I see the same thing from profiles on LinkedIn all the time. “Global Talent Acquisition Leader”, “Global Head of HR”, etc. When you dig in you find they have the responsibility of the U.S. and like one other location outside of the U.S. I had one the other day that literally had the U.S. and Canada and never, in their career, had any responsibility outside of those two countries, but “Global” was still in the title.

Calm down, sparky!

Questions to ask yourself to know if you’re truly a Global leader:

  • Do you only take meetings and calls in your own time zone? If yes, you’re not a global leader!
  • Does your entire team only speak one language? If yes, you’re not a global leader!
  • Does your passport only have stamps from vacation spots? If yes, you’re not a global leader!
  • Do you only have direct employees in three countries or more? If no, you’re not a global leader!
  • Do you spend a great deal of your time managing cultural conflicts? If no, you’re not a global leader!

Okay, maybe you can still be a global leader and not have correctly answer one or two of the above questions, but there is a difference between being a leader who had multiple country responsibilities and being “global”.

But, “Global” looks so super sexy in my title!

Yes, it does! I’ll grant you that. But you look like a moron to people who are truly global and who you most likely are striving to become. The last thing you want to do when trying to become global is to show you have no idea what being a global leader truly is.
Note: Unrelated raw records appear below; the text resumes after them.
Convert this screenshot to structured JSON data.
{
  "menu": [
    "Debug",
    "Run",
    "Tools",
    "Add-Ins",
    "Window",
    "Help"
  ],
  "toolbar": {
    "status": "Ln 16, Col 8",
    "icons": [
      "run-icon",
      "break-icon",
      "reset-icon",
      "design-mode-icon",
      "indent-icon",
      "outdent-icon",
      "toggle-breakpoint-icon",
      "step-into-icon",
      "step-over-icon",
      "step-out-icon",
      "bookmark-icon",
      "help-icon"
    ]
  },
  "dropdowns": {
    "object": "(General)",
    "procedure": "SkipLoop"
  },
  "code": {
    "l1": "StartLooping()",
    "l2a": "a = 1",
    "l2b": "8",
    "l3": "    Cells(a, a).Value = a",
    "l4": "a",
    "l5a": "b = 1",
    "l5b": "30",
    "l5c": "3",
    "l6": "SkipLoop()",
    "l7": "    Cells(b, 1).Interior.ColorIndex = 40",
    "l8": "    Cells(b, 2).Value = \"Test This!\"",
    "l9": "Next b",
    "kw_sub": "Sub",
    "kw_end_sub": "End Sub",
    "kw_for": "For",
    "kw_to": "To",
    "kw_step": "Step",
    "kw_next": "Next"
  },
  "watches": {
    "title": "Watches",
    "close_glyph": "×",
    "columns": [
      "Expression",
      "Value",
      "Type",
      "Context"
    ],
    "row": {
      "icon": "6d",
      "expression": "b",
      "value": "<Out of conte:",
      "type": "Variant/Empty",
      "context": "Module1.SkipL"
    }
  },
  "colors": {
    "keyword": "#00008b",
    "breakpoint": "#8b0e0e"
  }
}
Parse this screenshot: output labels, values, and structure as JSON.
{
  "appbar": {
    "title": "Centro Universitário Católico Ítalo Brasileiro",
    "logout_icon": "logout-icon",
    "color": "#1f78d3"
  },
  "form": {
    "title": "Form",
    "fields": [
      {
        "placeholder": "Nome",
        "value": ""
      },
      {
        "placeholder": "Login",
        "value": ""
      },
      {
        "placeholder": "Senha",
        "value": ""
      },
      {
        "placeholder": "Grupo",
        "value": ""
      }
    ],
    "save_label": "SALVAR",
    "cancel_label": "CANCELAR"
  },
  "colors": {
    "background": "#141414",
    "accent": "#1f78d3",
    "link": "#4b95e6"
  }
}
I’m Not a Global Leader

I’ve only run operations within the U.S.. So, when I give advice, it’s important for me to understand if whomever I’m working with is global or not. What I can tell them is how this work within the U.S. If the problem is a global problem, I’m fairly confident I can help, but I have not actually performed TA outside of the U.S.

I’ve traveled, spoken and worked with TA leaders all over the world. So, I know enough to be dangerous. I would feel confident taking on a global role within TA that I could figure out what needed to be done and how to be successful, but I base that mostly on my ability to pull from a global network of experts whom I know would help me.

Still, I’m not a global leader.